[Data entries]
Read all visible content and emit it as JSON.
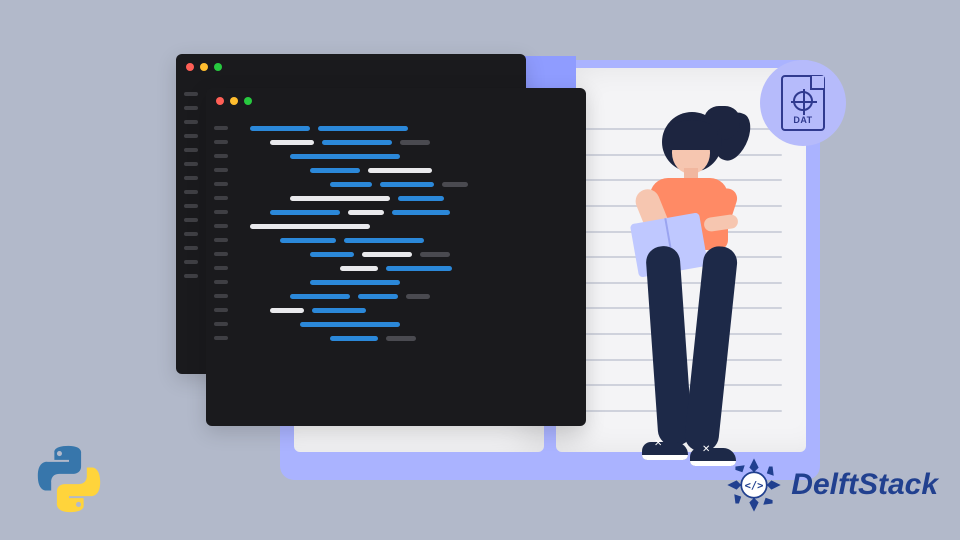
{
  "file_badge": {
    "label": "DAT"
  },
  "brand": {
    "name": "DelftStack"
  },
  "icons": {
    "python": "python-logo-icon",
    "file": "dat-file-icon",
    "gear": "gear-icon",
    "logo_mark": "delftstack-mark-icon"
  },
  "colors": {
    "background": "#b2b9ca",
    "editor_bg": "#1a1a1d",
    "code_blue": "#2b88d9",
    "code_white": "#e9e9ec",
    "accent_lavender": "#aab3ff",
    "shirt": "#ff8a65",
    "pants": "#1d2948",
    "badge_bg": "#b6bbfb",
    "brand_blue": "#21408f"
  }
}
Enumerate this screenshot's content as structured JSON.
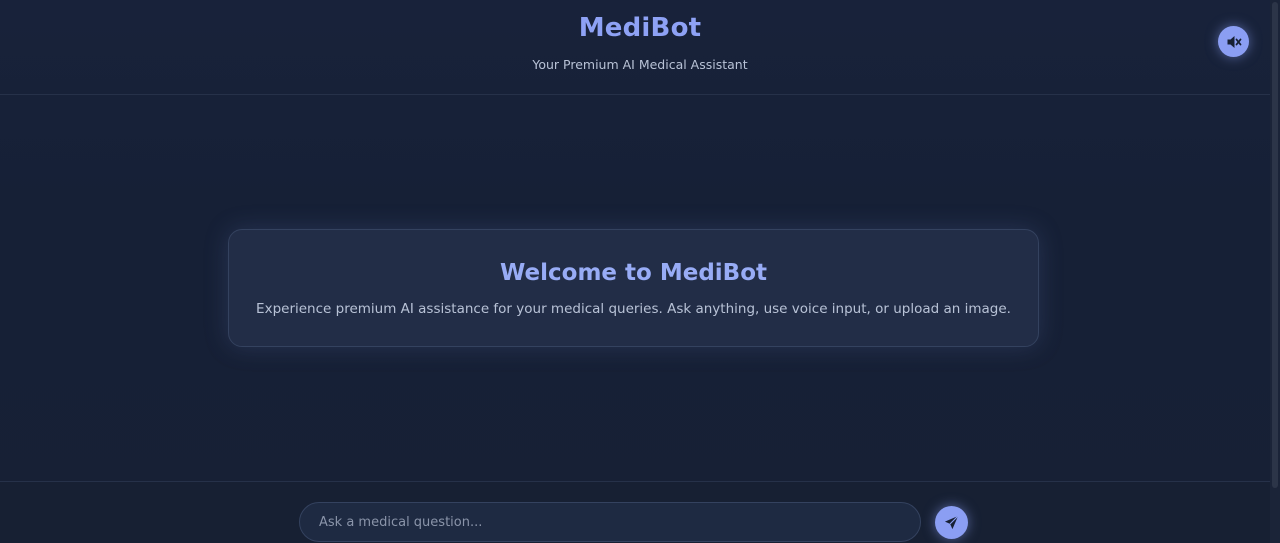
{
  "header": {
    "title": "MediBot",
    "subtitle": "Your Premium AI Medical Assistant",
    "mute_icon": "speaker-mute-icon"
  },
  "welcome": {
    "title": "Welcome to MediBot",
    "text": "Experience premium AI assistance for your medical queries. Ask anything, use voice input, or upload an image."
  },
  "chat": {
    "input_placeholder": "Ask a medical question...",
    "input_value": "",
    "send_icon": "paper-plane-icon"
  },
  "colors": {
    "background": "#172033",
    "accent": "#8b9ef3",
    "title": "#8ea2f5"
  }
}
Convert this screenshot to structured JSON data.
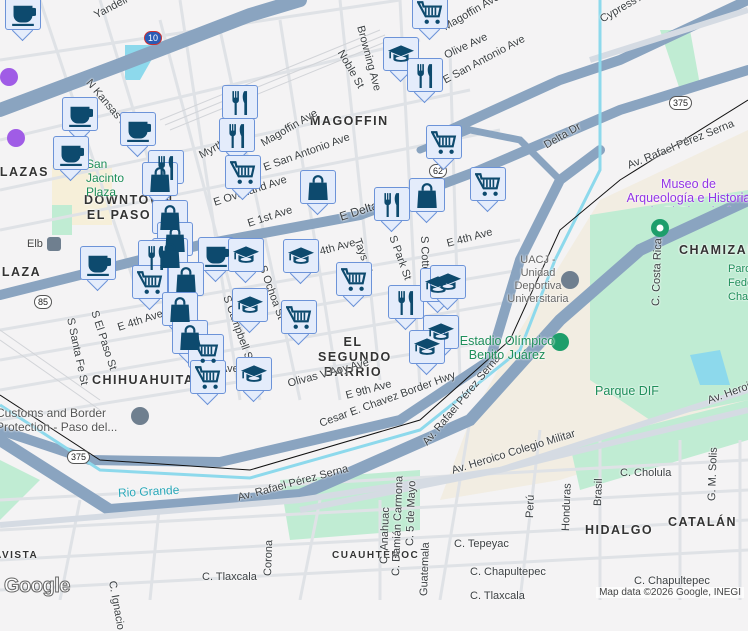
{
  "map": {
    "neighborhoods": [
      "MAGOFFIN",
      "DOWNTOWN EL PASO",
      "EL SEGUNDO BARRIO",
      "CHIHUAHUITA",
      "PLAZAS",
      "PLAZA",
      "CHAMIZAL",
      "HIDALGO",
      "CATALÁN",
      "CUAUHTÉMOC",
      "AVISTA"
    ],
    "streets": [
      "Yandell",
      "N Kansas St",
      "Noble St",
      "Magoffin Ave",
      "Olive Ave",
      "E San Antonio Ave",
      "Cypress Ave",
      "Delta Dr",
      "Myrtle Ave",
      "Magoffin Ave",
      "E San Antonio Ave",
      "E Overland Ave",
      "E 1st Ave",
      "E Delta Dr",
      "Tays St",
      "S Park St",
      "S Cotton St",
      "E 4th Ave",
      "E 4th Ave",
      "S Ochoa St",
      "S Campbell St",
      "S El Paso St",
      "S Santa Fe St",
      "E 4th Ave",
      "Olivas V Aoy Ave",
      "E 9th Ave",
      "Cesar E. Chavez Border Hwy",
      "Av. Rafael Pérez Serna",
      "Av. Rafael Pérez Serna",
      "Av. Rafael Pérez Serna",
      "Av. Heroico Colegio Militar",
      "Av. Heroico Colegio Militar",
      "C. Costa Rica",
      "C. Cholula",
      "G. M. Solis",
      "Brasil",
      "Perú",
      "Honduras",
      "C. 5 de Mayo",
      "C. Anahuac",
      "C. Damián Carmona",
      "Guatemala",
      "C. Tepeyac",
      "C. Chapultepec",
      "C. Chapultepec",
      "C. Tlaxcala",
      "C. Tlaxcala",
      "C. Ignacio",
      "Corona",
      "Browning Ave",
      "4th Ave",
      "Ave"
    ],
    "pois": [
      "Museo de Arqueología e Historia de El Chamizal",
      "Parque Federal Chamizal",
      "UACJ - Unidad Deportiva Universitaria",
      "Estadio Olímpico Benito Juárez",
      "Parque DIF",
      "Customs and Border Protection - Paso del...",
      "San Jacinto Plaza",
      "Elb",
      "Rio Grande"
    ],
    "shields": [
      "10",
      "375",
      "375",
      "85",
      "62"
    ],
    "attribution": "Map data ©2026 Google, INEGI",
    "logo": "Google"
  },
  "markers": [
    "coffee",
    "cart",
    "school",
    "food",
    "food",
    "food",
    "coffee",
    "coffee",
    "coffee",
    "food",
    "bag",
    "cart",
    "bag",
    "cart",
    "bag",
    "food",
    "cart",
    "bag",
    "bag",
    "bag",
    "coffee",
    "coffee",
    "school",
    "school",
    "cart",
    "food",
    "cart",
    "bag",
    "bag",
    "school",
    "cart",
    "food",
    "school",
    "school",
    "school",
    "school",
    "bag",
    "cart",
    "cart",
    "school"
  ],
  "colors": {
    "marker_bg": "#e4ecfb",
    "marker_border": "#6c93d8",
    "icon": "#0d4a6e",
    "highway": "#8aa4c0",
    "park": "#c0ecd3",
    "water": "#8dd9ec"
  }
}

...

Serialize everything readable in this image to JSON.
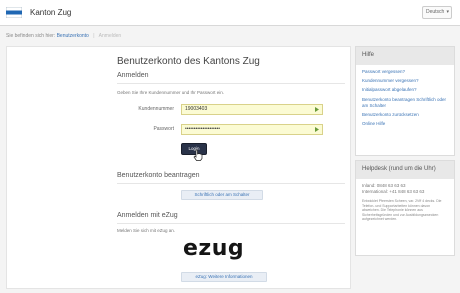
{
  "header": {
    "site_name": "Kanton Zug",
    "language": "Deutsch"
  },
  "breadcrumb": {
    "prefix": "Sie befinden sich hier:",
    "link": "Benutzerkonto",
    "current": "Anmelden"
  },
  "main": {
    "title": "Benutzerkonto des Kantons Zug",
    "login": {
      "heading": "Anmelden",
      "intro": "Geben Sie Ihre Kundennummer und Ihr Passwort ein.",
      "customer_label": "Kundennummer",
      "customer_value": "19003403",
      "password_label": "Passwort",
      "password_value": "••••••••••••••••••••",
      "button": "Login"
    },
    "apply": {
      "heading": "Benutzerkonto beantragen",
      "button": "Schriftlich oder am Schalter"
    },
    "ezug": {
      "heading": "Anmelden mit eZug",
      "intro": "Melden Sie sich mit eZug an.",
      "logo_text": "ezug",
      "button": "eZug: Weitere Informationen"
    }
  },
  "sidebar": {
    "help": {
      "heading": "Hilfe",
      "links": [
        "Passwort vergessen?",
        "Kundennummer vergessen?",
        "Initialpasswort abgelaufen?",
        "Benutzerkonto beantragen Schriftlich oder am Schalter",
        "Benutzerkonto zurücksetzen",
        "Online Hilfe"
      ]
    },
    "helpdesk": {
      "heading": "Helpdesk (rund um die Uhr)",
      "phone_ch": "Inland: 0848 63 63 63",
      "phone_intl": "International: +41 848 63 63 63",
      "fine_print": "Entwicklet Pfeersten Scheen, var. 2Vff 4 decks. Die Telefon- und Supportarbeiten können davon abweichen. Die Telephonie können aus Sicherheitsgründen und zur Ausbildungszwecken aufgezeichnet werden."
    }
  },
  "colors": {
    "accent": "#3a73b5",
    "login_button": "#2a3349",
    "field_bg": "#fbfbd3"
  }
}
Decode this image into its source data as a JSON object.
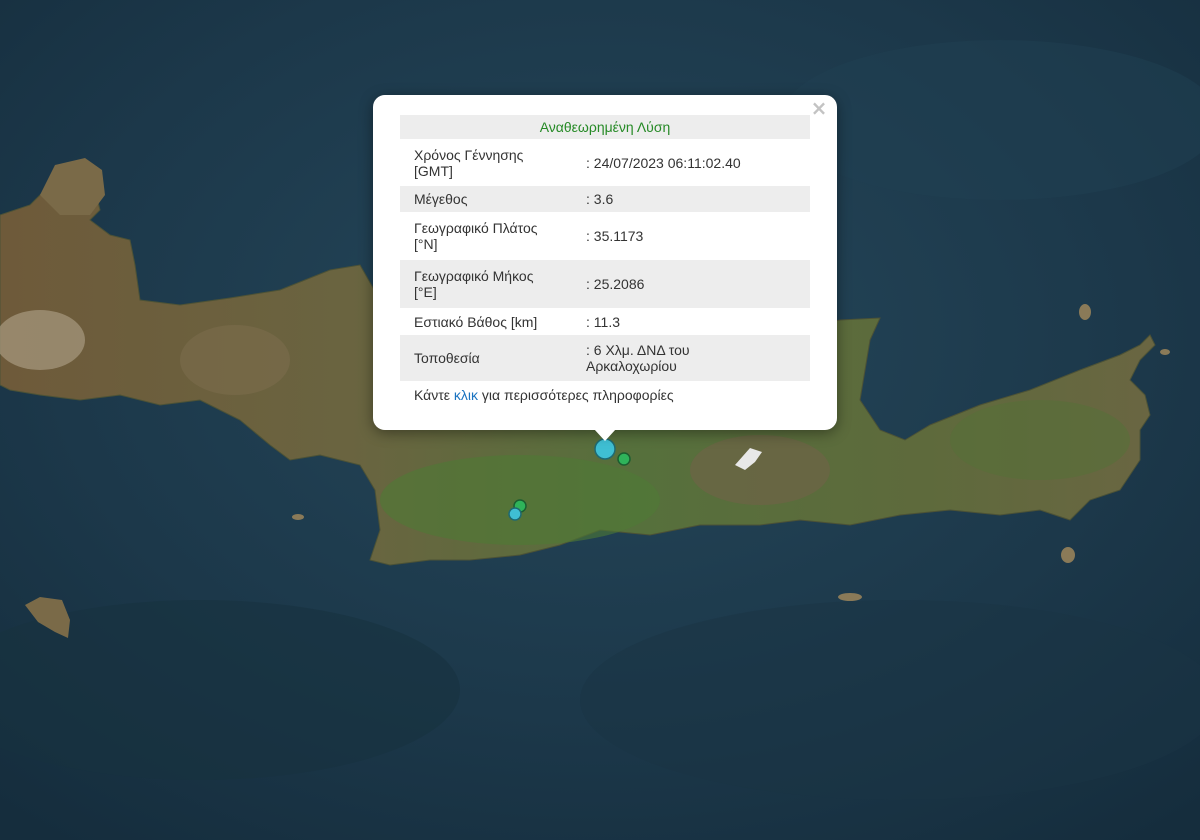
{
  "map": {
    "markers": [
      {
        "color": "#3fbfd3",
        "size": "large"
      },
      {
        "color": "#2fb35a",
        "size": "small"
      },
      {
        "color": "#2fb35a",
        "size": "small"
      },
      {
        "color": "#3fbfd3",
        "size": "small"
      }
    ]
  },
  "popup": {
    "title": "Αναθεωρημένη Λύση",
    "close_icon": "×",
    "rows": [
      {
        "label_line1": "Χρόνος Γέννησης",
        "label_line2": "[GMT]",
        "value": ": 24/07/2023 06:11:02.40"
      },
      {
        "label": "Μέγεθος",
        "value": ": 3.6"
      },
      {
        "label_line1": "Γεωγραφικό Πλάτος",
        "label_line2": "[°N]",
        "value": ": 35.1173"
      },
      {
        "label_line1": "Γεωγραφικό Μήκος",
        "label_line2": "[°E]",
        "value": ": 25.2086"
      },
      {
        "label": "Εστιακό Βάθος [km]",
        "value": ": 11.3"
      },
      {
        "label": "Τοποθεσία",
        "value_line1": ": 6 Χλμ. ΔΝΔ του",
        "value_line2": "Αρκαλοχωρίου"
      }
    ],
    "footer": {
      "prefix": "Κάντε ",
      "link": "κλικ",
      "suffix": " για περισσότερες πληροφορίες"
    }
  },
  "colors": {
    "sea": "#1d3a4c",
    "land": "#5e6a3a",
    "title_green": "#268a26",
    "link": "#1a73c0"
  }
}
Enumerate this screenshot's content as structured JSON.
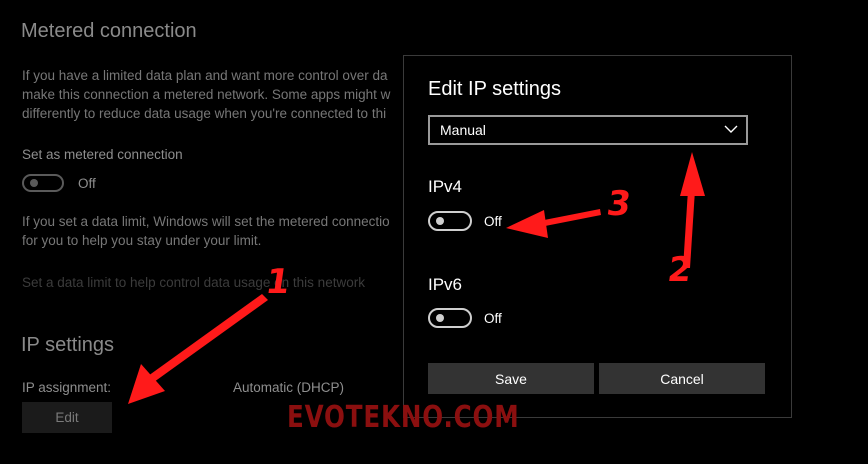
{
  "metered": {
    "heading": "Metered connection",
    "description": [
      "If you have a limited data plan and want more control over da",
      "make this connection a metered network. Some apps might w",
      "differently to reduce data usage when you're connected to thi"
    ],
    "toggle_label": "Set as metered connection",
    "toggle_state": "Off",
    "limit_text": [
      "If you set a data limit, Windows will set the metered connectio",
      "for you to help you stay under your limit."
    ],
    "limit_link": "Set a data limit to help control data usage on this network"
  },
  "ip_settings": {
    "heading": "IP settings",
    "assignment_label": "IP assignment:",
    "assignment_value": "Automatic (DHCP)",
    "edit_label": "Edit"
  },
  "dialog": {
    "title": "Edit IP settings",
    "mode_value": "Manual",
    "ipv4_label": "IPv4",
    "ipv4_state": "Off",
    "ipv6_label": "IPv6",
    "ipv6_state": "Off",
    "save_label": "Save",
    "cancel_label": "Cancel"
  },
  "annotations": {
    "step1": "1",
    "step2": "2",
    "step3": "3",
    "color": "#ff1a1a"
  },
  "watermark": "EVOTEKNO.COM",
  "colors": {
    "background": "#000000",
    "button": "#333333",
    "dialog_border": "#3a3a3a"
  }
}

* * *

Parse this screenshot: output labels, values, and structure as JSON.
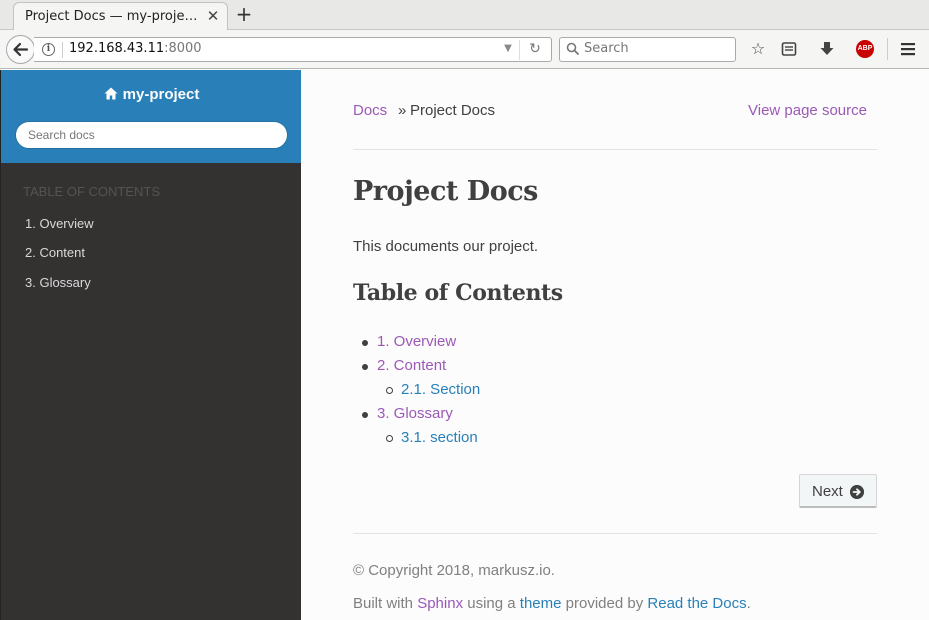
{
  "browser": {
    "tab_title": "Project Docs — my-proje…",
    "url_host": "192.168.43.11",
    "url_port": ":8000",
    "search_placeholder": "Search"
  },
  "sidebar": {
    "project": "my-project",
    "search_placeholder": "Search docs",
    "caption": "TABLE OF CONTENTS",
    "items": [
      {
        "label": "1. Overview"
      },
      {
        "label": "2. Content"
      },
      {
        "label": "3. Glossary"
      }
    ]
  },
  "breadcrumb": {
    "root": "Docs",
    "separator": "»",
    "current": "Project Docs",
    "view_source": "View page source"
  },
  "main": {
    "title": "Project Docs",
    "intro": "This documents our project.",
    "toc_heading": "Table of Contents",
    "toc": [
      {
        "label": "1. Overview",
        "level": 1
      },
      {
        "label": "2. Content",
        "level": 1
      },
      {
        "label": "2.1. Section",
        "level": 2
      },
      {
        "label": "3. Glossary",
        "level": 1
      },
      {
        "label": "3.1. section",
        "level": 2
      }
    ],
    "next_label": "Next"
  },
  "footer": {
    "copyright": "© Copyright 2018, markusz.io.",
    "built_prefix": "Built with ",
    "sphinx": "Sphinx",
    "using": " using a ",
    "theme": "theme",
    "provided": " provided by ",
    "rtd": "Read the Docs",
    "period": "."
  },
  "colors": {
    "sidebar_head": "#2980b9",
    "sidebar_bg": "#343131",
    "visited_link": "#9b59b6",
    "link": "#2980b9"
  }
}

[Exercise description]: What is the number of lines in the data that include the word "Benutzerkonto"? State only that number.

[Solution to the problem]: 5